** Problem requirements **
Each line of the records below that holds "rest" should be copied out.

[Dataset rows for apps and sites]
════

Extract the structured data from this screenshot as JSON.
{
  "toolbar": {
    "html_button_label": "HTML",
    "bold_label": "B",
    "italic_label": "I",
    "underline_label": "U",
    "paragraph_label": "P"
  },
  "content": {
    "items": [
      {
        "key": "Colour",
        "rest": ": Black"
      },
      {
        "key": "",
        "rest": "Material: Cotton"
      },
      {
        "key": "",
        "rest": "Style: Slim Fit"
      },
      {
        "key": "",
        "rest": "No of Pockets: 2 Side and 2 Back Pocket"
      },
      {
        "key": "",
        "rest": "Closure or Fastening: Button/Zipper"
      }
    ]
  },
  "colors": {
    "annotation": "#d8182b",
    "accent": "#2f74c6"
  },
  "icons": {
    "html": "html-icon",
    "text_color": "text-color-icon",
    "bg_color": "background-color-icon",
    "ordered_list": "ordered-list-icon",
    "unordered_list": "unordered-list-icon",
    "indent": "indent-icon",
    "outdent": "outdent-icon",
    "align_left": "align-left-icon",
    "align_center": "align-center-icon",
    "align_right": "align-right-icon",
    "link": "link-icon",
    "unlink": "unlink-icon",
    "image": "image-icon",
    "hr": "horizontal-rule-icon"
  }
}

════

** Task output **
        "rest": ": Black"
        "rest": "Material: Cotton"
        "rest": "Style: Slim Fit"
        "rest": "No of Pockets: 2 Side and 2 Back Pocket"
        "rest": "Closure or Fastening: Button/Zipper"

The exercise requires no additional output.